--- RECORDS FOR THIS TASK ---

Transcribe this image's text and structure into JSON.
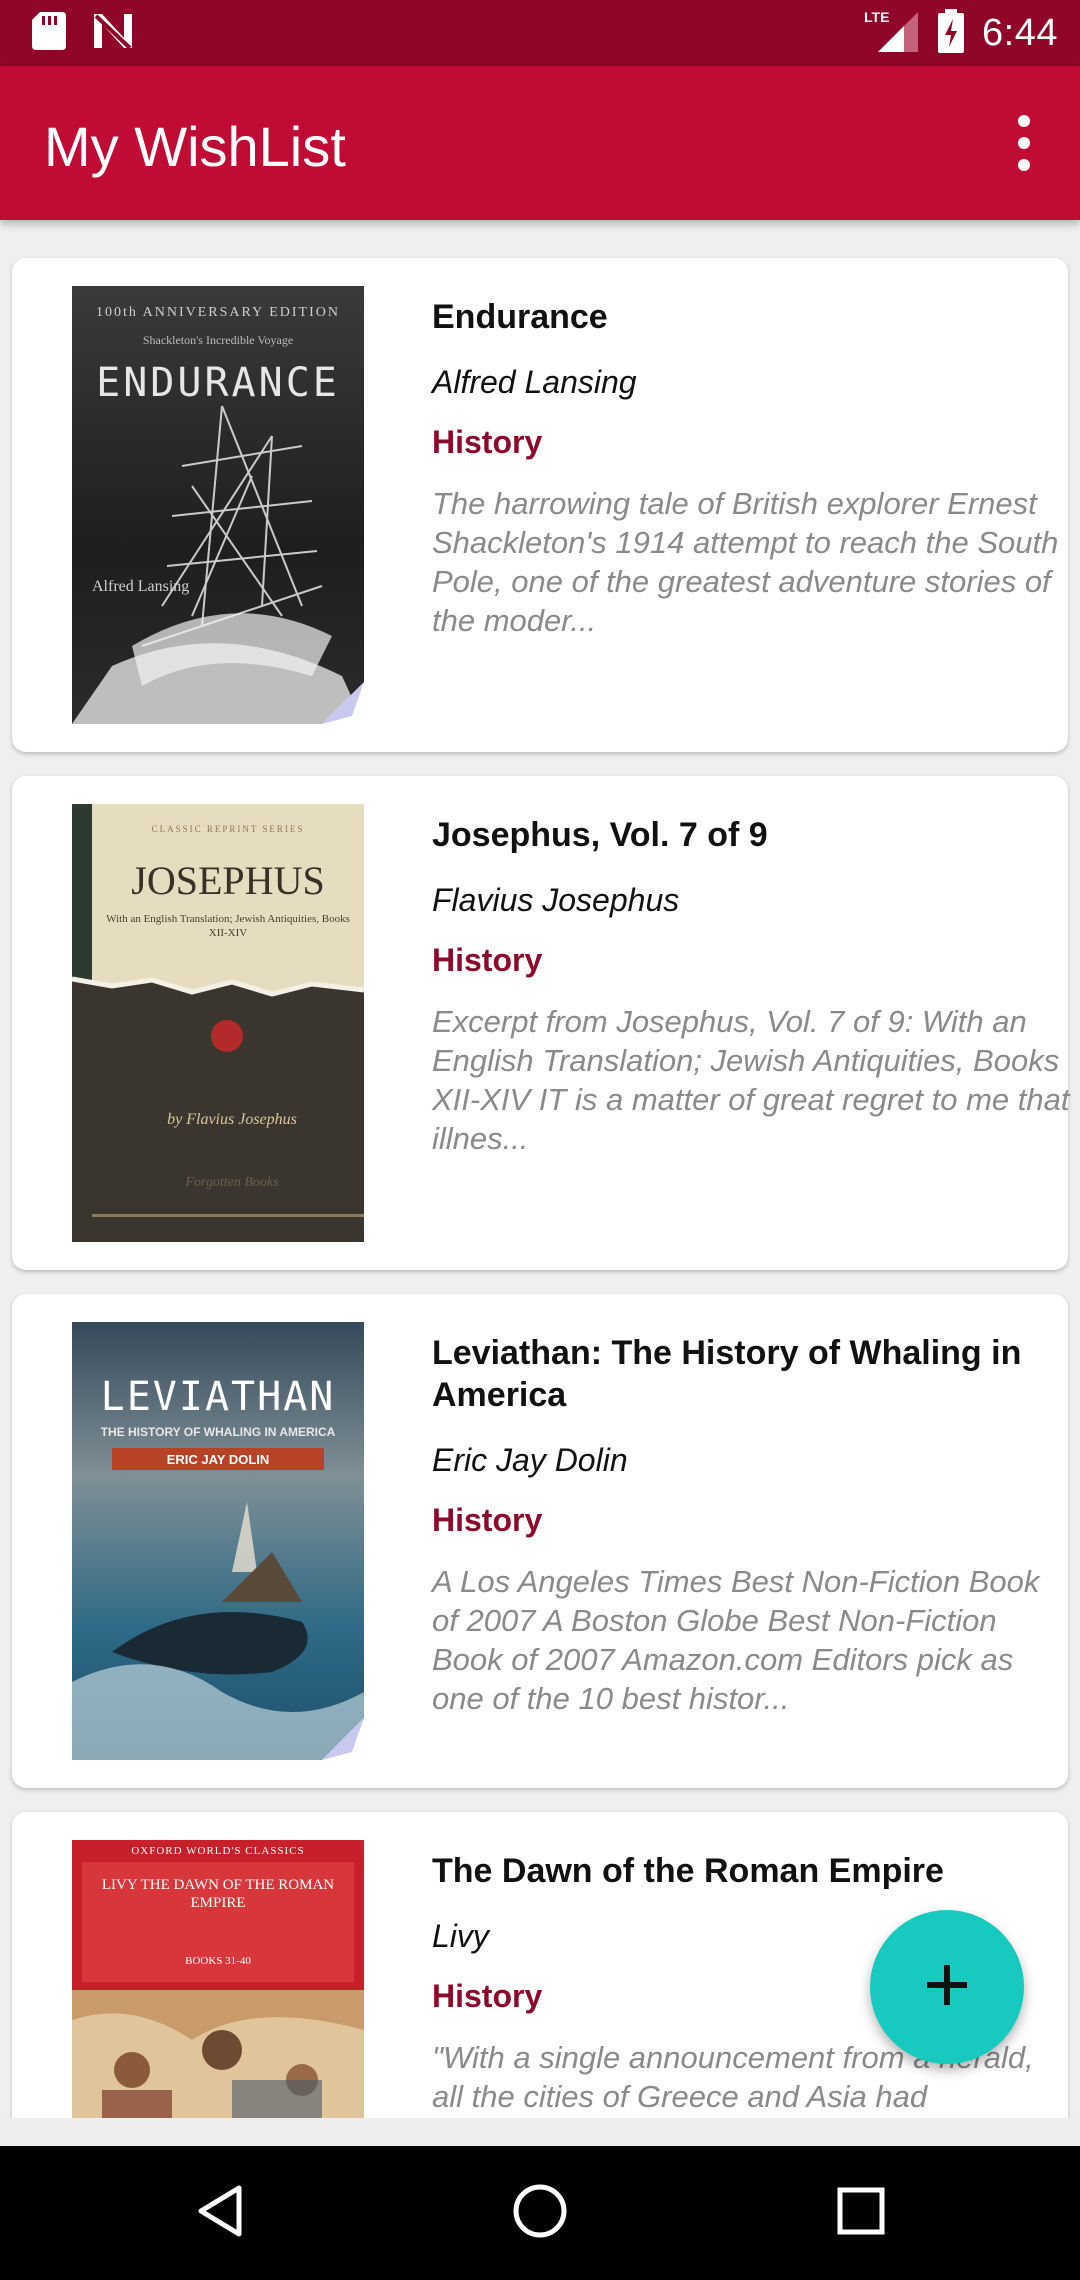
{
  "status_bar": {
    "time": "6:44",
    "network": "LTE",
    "icons": [
      "sd-card-icon",
      "no-signal-n-icon",
      "lte-signal-icon",
      "battery-charging-icon"
    ]
  },
  "app_bar": {
    "title": "My WishList",
    "overflow_icon": "more-vert-icon"
  },
  "books": [
    {
      "title": "Endurance",
      "author": "Alfred Lansing",
      "genre": "History",
      "description": "The harrowing tale of British explorer Ernest Shackleton's 1914 attempt to reach the South Pole, one of the greatest adventure stories of the moder...",
      "cover": {
        "top_line": "100th ANNIVERSARY EDITION",
        "subtitle": "Shackleton's Incredible Voyage",
        "title": "ENDURANCE",
        "author": "Alfred Lansing",
        "colors": {
          "bg": "#2a2a2a",
          "text": "#e8e8e8"
        }
      }
    },
    {
      "title": "Josephus, Vol. 7 of 9",
      "author": "Flavius Josephus",
      "genre": "History",
      "description": "Excerpt from Josephus, Vol. 7 of 9: With an English Translation; Jewish Antiquities, Books XII-XIV IT is a matter of great regret to me that illnes...",
      "cover": {
        "top_line": "CLASSIC REPRINT SERIES",
        "title": "JOSEPHUS",
        "subtitle": "With an English Translation; Jewish Antiquities, Books XII-XIV",
        "author": "by Flavius Josephus",
        "publisher": "Forgotten Books",
        "colors": {
          "bg": "#e6dcc0",
          "text": "#3a3026"
        }
      }
    },
    {
      "title": "Leviathan: The History of Whaling in America",
      "author": "Eric Jay Dolin",
      "genre": "History",
      "description": "A Los Angeles Times Best Non-Fiction Book of 2007 A Boston Globe Best Non-Fiction Book of 2007 Amazon.com Editors pick as one of the 10 best histor...",
      "cover": {
        "title": "LEVIATHAN",
        "subtitle": "THE HISTORY OF WHALING IN AMERICA",
        "author": "ERIC JAY DOLIN",
        "colors": {
          "bg": "#3d5666",
          "text": "#ffffff"
        }
      }
    },
    {
      "title": "The Dawn of the Roman Empire",
      "author": "Livy",
      "genre": "History",
      "description": "\"With a single announcement from a herald, all the cities of Greece and Asia had",
      "cover": {
        "top_line": "OXFORD WORLD'S CLASSICS",
        "title": "LIVY THE DAWN OF THE ROMAN EMPIRE",
        "subtitle": "BOOKS 31-40",
        "colors": {
          "bg": "#c8202a",
          "text": "#ffffff"
        }
      }
    }
  ],
  "fab": {
    "icon": "add-icon"
  },
  "nav_bar": {
    "icons": [
      "back-triangle-icon",
      "home-circle-icon",
      "recents-square-icon"
    ]
  },
  "colors": {
    "status_bar": "#8f0628",
    "app_bar": "#c00b34",
    "genre_text": "#8c0a2b",
    "fab": "#17c9bf"
  }
}
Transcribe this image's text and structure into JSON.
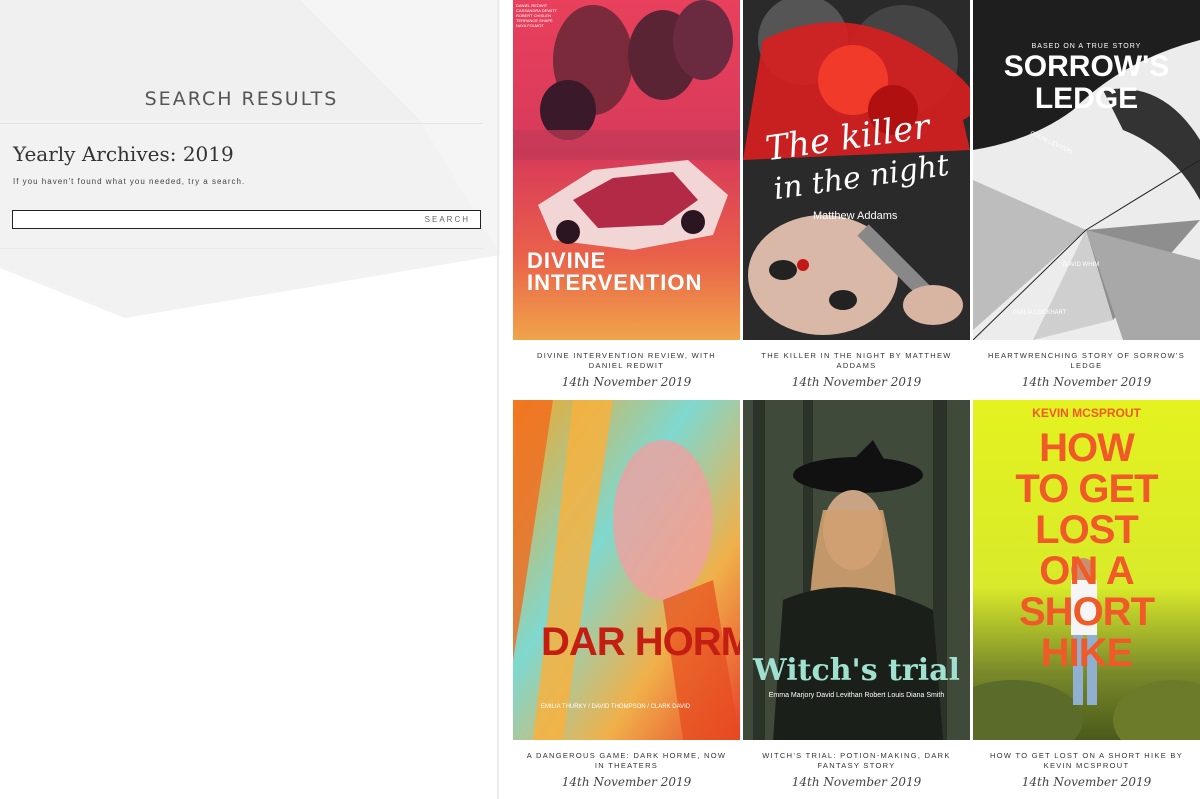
{
  "sidebar": {
    "heading": "SEARCH RESULTS",
    "archive_title": "Yearly Archives: 2019",
    "hint": "If you haven't found what you needed, try a search.",
    "search": {
      "value": "",
      "button_label": "SEARCH"
    }
  },
  "posts": [
    {
      "title": "DIVINE INTERVENTION REVIEW, WITH DANIEL REDWIT",
      "date": "14th November 2019",
      "poster": {
        "headline_1": "DIVINE",
        "headline_2": "INTERVENTION",
        "cast": [
          "DANIEL REDWIT",
          "CASSANDRA DEWITT",
          "ROBERT CHISLEN",
          "TERRANCE SHAPE",
          "NAYA FOLMOT"
        ]
      }
    },
    {
      "title": "THE KILLER IN THE NIGHT BY MATTHEW ADDAMS",
      "date": "14th November 2019",
      "poster": {
        "headline_1": "The killer",
        "headline_2": "in the night",
        "author": "Matthew Addams"
      }
    },
    {
      "title": "HEARTWRENCHING STORY OF SORROW'S LEDGE",
      "date": "14th November 2019",
      "poster": {
        "tagline": "BASED ON A TRUE STORY",
        "headline_1": "SORROW'S",
        "headline_2": "LEDGE",
        "names": [
          "COLIN LEVITON",
          "DAVID WHIM",
          "EMILIA LOCKHART"
        ]
      }
    },
    {
      "title": "A DANGEROUS GAME: DARK HORME, NOW IN THEATERS",
      "date": "14th November 2019",
      "poster": {
        "headline_1": "DAR HORME",
        "credits": "EMILIA THURKY / DAVID THOMPSON / CLARK DAVID"
      }
    },
    {
      "title": "WITCH'S TRIAL: POTION-MAKING, DARK FANTASY STORY",
      "date": "14th November 2019",
      "poster": {
        "headline_1": "Witch's trial",
        "credits": "Emma Marjory  David Levithan  Robert Louis  Diana Smith"
      }
    },
    {
      "title": "HOW TO GET LOST ON A SHORT HIKE BY KEVIN MCSPROUT",
      "date": "14th November 2019",
      "poster": {
        "author": "KEVIN MCSPROUT",
        "lines": [
          "HOW",
          "TO GET",
          "LOST",
          "ON A",
          "SHORT",
          "HIKE"
        ]
      }
    }
  ]
}
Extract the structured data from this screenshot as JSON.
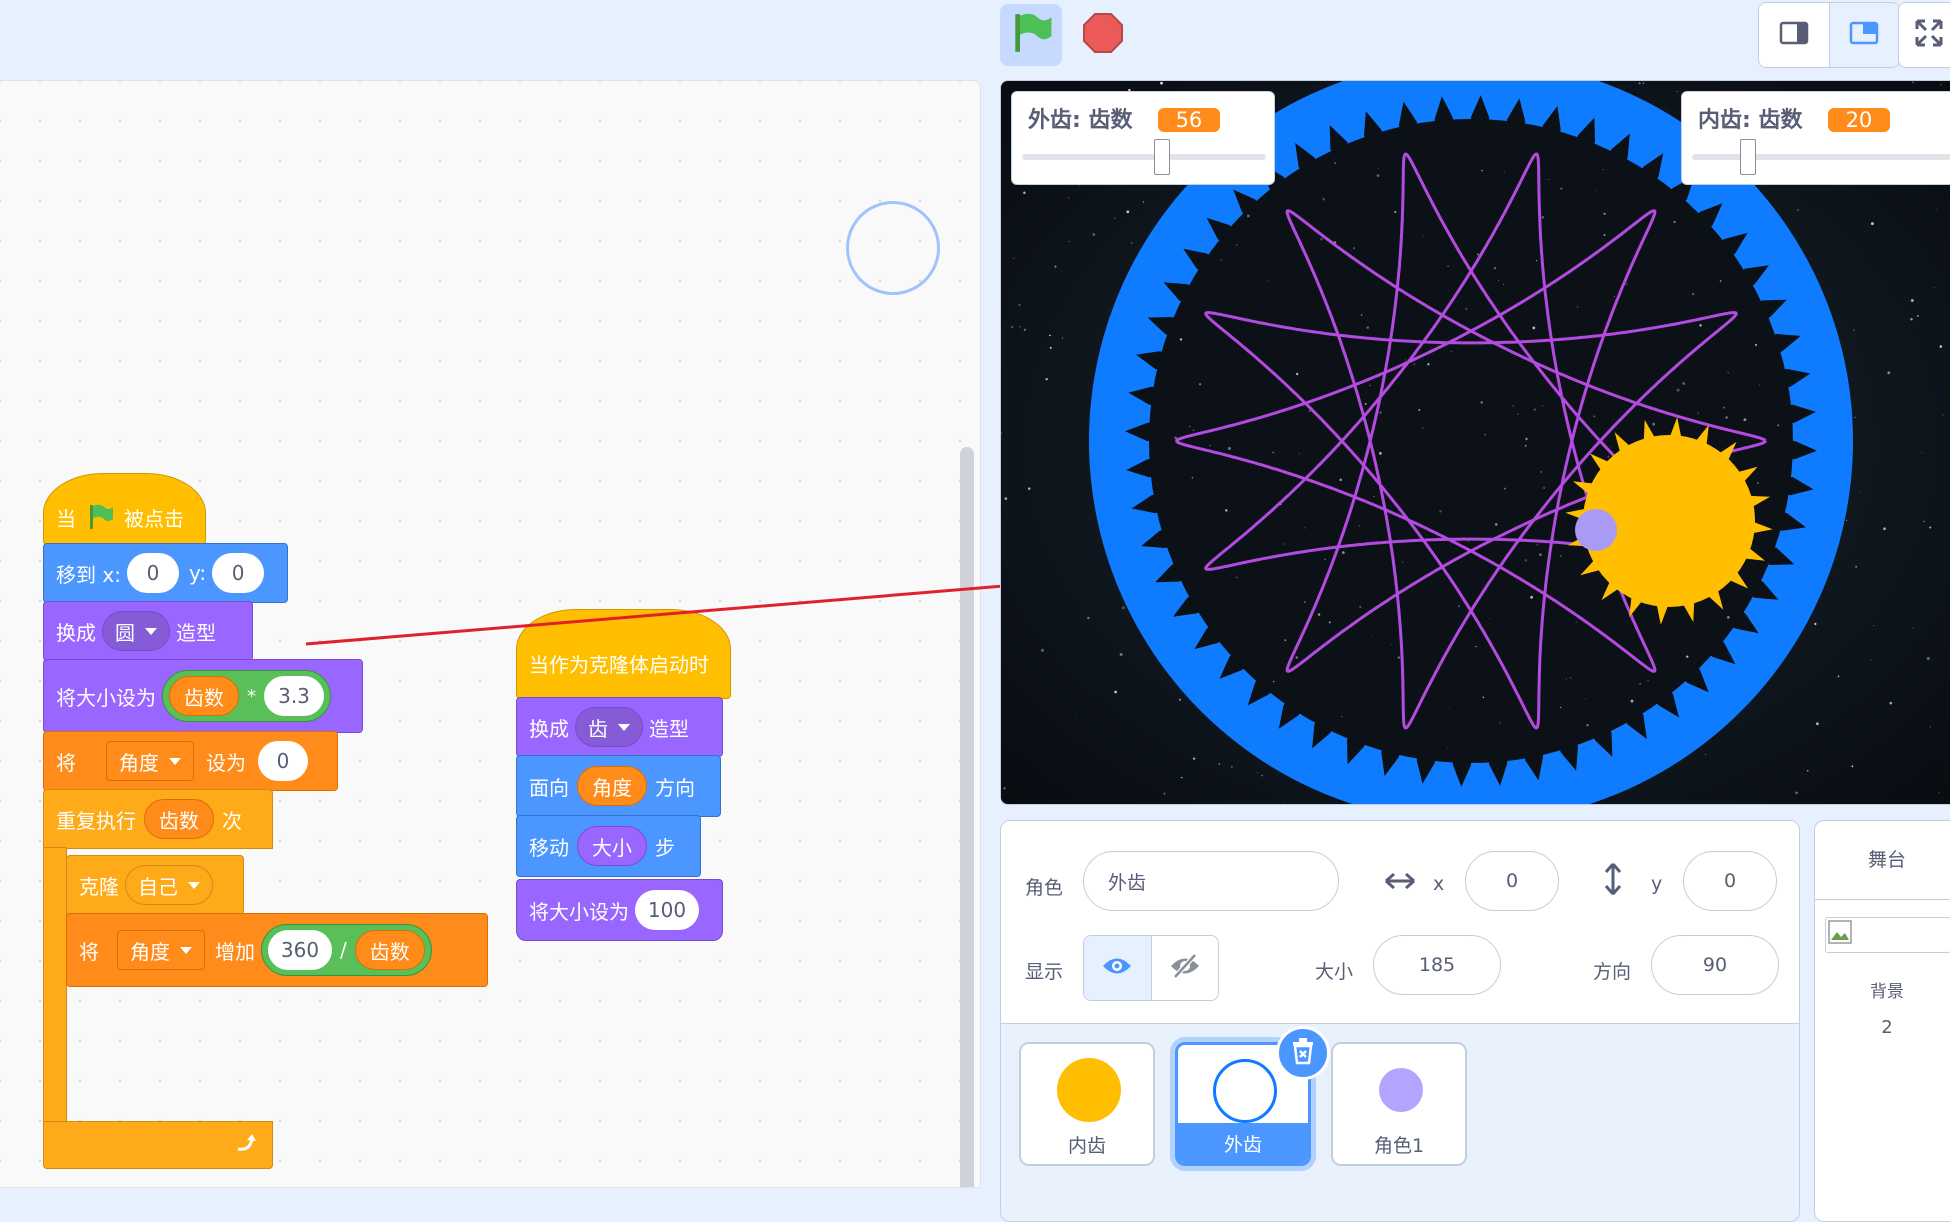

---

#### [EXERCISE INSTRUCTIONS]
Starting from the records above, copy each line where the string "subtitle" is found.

#### [RESULT]
        "subtitle": "Shackleton's Incredible Voyage",
        "subtitle": "With an English Translation; Jewish Antiquities, Books XII-XIV",
        "subtitle": "THE HISTORY OF WHALING IN AMERICA",
        "subtitle": "BOOKS 31-40",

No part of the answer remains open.